After college when I landed my first job on Wacker Driver, the first credit card in my wallet was from Marshall Field's. I was turned down by Visa, but the Field's credit department took a chance on a twenty two year old with no credit history and earning about $9,000 per year. Bless you!
When he popped the question and I said, "Yes!" we registered for our wedding in the Bridal Registry. The baby blue spiral bound notebook Marshall Field & Company gave me to record our guest list and gifts, is worn and yellowed, but still kept in my desk almost forty years later.
During an early spring snowstorm in the snowiest winter on record in Chicago (1977-1978), I was one of the few brave souls that made it to work that day in the Standard Oil building (now Aon). When the office closed down before noon, I slid over to Field's on my way home to reward myself and purchased a new trench coat that I wore for decades. Field's helped me "think spring" on one of the worst weather days and of course the store was staffed even though very few customers were shopping that day.
Speaking of staff, they were legendary. Every department was staffed by nattily dressed, knowledgeable and well trained professionals. Always available and at attention, they were genuinely helpful, honest and reliable. Whether it was a camera, socks, sewing kit, coffee pot, antique silver or luggage you sought to purchase, that department sales staff would be experts in assisting you and you would be a wiser shopper for it.
If you purchased a gift, every check out area was stocked with beautiful, well constructed, two piece white boxes of all sizes, with the Marshall Field and Company name embossed on the top. The sales clerk would line the box with carefully folded tissue, expertly arrange your gift and close it up with a round gold seal bearing the store logo. The lid would be tied shut with gold cording and a gold gift card would be tied to the bow. No gift wrap needed.
I honestly believe the packaging was often as or more expensive than the actual gift itself.
In a major shopping mood and overloaded with packages? They would gladly have the dark green Marshall Field's trucks deliver your purchases free of charge. No problem. Perhaps a preview of Amazon Prime?
The store is still standing but rebranded and renamed. The days of shopping in mega department stores seem to be fading. Even shopping malls are having hard times finding tenants to fill these empty behemoth spaces. Shopping is done quite differently now and this era may be over. The remaining giants are trying to reinvent themselves to appeal to the current crop of shoppers and that's great, I wish them well and hope they succeed.
Progress, innovation and change are what challenges the world to become better. We need to evolve or we will be left standing at the starting gate with our jaws dropping to the ground wondering what happened.
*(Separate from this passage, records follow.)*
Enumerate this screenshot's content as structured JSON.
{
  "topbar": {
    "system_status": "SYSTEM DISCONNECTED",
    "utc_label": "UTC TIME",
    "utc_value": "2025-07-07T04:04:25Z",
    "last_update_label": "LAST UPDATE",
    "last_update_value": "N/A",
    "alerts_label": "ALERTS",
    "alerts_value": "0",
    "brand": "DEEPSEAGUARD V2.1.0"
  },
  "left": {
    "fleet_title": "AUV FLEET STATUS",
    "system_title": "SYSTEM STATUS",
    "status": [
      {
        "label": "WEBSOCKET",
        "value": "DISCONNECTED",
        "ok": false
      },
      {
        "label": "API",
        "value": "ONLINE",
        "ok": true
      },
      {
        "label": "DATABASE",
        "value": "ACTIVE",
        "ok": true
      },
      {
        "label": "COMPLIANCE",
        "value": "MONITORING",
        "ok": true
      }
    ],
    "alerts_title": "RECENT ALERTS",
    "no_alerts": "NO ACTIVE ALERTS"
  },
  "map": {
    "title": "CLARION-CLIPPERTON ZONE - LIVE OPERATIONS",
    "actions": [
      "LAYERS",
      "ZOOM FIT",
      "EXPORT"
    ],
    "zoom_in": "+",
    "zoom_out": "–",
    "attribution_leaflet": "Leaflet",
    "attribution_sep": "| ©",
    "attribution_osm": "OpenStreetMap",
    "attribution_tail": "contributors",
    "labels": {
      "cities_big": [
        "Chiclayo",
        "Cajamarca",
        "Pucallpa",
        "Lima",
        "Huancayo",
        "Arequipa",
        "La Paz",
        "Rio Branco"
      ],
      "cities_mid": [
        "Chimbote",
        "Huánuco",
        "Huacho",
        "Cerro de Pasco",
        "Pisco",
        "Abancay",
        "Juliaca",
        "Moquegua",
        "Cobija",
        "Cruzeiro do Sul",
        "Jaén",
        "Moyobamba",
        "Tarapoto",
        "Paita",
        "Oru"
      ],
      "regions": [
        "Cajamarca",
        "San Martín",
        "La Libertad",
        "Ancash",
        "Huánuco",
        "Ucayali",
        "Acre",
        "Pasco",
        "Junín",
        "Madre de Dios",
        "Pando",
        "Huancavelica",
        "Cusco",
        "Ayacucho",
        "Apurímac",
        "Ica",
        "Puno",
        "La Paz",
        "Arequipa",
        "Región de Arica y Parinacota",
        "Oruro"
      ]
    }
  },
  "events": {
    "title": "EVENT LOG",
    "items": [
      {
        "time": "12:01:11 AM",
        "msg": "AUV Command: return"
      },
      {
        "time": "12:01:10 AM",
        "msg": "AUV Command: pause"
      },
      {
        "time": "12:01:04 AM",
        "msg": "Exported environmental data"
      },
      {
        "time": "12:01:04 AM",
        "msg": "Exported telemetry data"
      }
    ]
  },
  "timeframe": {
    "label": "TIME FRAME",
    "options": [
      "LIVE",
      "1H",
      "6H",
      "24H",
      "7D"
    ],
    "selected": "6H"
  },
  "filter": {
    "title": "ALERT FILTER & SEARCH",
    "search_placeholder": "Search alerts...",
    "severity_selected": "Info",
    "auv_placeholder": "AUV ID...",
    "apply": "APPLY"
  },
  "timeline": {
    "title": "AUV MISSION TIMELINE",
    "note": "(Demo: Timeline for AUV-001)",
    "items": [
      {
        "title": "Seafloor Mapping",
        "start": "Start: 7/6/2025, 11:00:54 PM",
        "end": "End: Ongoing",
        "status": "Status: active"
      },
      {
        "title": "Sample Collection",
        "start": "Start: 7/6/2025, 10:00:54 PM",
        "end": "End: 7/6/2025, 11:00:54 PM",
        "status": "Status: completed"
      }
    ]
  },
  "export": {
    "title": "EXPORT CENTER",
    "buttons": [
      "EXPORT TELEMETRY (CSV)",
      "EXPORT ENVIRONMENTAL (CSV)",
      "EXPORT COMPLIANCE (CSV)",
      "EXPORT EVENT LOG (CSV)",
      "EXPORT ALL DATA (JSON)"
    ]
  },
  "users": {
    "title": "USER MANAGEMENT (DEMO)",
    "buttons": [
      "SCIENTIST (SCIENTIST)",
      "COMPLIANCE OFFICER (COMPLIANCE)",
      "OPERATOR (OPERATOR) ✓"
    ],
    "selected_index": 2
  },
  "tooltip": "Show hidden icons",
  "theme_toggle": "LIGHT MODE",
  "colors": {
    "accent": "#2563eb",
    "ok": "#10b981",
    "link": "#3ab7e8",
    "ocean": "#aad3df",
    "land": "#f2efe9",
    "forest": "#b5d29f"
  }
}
To live in the past and dwell on the way things used to be is stagnating.
Perhaps in future generations, the Grande Dame on State Street will be reconfigured to contain affordable, mixed housing, a hotel or office space and quite possibly, a mix of all three. I think she would welcome that energy and new life with her doors wide open.
However, I am truly grateful I lived during a time when a department store could define a city as big as Chicago, create fierce loyalty, civic pride, become a destination in creating long treasured family traditions, and offer a shopping experience second to none. Marshall Field's did this simply by being the best and "giving the lady what she wants."
Tipping my dad's red Dobbs' fur felt Christmas hat to Potter Palmer, Marshall Field, John Shedd and Harold Selfridge.Thanks for the memories, gentlemen.